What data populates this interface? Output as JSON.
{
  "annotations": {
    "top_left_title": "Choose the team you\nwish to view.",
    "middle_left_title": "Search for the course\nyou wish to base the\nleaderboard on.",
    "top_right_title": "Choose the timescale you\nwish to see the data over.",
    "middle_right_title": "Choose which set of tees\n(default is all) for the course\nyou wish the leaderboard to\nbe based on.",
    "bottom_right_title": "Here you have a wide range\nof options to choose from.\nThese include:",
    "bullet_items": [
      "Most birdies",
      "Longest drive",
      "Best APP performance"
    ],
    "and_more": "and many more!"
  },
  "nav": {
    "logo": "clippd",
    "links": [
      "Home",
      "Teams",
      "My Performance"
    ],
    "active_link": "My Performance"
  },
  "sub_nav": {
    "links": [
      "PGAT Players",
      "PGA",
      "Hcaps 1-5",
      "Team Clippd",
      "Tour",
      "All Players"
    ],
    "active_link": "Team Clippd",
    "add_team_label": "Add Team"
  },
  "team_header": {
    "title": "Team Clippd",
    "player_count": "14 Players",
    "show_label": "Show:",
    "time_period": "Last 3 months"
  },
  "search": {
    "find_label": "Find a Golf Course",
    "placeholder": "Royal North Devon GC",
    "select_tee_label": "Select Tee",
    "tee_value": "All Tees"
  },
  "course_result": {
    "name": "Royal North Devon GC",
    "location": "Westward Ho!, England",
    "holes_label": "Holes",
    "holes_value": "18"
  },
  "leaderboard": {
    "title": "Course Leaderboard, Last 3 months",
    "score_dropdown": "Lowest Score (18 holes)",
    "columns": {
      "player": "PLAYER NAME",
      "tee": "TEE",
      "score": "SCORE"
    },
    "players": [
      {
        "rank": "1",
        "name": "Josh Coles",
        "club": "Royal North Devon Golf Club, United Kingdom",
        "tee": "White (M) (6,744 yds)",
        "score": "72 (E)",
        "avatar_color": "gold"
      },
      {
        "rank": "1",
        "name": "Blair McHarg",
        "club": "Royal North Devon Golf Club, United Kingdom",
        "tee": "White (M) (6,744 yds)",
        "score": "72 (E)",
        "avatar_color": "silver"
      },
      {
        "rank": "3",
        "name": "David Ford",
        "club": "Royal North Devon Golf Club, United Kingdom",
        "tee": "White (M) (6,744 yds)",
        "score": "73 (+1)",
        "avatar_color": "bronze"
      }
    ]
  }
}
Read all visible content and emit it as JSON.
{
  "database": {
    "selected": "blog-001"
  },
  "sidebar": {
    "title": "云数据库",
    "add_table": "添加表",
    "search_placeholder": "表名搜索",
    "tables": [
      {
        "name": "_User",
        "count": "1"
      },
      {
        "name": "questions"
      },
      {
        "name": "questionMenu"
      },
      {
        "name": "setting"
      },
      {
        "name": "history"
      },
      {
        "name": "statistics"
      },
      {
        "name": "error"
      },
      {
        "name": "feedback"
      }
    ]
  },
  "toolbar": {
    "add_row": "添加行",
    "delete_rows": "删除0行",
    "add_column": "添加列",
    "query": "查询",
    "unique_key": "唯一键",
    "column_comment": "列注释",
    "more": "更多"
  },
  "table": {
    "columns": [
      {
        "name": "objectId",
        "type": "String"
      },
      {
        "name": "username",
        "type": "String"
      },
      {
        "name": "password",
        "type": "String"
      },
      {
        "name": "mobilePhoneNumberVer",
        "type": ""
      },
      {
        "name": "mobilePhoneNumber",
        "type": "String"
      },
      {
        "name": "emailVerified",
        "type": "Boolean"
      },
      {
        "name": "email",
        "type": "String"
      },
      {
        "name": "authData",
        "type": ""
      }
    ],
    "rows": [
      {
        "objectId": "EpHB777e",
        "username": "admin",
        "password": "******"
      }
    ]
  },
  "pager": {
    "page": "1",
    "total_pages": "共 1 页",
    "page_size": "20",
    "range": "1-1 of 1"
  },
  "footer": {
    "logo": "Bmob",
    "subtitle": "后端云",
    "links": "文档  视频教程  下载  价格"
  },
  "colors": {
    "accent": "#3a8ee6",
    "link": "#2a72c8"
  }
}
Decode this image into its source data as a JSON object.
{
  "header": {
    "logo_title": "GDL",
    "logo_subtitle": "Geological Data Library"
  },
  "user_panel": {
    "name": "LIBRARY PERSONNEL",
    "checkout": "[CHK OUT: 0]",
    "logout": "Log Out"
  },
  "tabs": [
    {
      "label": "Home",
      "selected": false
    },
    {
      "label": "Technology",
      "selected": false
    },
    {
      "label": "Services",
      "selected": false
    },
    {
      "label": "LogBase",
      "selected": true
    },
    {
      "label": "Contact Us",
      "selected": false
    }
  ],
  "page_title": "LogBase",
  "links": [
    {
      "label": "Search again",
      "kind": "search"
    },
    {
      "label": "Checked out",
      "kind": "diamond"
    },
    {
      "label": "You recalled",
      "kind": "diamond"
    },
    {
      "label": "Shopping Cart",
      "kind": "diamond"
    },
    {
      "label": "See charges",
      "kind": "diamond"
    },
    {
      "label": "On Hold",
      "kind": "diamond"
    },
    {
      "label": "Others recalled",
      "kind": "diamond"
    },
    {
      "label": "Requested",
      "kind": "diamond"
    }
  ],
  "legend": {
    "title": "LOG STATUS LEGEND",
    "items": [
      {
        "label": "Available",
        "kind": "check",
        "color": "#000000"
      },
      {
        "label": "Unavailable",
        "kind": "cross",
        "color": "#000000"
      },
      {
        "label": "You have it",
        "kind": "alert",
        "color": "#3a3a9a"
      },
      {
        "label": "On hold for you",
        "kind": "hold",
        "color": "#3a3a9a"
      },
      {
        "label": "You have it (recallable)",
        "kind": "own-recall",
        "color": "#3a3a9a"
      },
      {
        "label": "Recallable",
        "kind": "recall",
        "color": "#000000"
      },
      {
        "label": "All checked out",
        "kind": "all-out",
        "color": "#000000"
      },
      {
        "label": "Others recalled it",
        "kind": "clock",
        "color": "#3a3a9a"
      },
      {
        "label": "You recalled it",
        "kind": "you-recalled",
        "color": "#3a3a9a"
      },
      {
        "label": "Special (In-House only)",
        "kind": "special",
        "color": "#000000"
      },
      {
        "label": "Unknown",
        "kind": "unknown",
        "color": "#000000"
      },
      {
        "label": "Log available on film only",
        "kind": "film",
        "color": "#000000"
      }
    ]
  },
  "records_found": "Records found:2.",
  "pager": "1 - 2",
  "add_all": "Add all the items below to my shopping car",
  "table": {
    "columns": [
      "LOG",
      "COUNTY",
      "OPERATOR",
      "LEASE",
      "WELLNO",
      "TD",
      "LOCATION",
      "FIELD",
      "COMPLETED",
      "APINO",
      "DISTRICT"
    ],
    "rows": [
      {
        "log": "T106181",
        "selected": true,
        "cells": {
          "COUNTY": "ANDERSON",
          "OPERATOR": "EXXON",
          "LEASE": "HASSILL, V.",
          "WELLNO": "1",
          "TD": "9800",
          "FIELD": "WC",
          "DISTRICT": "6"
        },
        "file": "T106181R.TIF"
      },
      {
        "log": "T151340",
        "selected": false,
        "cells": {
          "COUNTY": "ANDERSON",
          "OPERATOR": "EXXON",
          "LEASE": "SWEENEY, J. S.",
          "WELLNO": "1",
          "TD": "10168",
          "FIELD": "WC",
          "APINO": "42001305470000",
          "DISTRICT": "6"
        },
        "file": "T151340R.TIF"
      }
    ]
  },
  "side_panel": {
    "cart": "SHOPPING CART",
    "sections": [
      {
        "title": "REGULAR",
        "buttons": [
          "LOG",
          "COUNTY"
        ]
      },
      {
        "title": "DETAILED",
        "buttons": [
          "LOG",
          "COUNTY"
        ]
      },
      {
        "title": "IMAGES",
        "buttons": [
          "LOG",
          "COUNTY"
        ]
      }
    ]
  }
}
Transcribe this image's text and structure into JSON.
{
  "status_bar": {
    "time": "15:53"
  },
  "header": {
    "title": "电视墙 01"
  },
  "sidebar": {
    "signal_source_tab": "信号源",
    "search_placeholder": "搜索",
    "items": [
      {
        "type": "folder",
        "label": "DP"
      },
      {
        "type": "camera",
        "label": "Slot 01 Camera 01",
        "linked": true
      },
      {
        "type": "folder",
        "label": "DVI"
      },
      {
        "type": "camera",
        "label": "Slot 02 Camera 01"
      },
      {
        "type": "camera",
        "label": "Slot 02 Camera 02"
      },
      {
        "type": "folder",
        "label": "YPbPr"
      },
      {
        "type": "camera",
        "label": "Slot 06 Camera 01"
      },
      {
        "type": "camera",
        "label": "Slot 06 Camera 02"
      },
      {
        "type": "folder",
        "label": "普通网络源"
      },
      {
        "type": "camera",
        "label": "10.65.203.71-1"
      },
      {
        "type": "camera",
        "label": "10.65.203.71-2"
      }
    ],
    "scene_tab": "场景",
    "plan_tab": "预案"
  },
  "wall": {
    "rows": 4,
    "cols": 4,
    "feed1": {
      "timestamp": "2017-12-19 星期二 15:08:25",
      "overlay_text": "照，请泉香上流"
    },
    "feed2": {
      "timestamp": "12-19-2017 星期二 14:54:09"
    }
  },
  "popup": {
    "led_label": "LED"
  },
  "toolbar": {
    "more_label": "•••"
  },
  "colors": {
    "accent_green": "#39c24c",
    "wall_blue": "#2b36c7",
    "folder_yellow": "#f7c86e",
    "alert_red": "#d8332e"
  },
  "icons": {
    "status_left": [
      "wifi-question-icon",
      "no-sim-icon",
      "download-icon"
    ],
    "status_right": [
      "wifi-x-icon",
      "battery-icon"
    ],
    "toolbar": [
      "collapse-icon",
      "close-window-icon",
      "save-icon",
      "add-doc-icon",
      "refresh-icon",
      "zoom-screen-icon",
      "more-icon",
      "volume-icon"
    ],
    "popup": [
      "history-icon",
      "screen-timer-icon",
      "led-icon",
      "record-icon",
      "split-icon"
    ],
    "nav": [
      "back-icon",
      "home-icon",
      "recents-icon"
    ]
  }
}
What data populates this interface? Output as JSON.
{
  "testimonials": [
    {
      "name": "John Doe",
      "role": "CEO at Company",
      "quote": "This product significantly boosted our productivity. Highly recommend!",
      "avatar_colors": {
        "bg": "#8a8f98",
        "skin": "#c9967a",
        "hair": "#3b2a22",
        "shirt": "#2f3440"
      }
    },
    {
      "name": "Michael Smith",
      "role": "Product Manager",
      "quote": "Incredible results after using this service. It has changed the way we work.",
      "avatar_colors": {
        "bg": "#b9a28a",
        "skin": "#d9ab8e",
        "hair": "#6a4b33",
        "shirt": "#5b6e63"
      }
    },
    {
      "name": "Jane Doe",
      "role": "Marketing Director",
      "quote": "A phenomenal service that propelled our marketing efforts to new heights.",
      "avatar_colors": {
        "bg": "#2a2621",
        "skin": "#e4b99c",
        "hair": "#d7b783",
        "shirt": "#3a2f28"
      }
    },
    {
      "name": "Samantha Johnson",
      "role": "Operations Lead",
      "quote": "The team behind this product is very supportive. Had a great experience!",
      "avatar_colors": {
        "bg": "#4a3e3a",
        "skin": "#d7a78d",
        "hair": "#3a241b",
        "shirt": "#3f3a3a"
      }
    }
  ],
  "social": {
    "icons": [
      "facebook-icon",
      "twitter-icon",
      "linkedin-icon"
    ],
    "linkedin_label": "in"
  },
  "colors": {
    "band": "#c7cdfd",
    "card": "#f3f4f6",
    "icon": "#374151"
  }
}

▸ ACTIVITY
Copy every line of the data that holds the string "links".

▸ SOLUTION FOR THIS TASK
    "links": [
    "links": [
    "links": "文档  视频教程  下载  价格"
  "links": [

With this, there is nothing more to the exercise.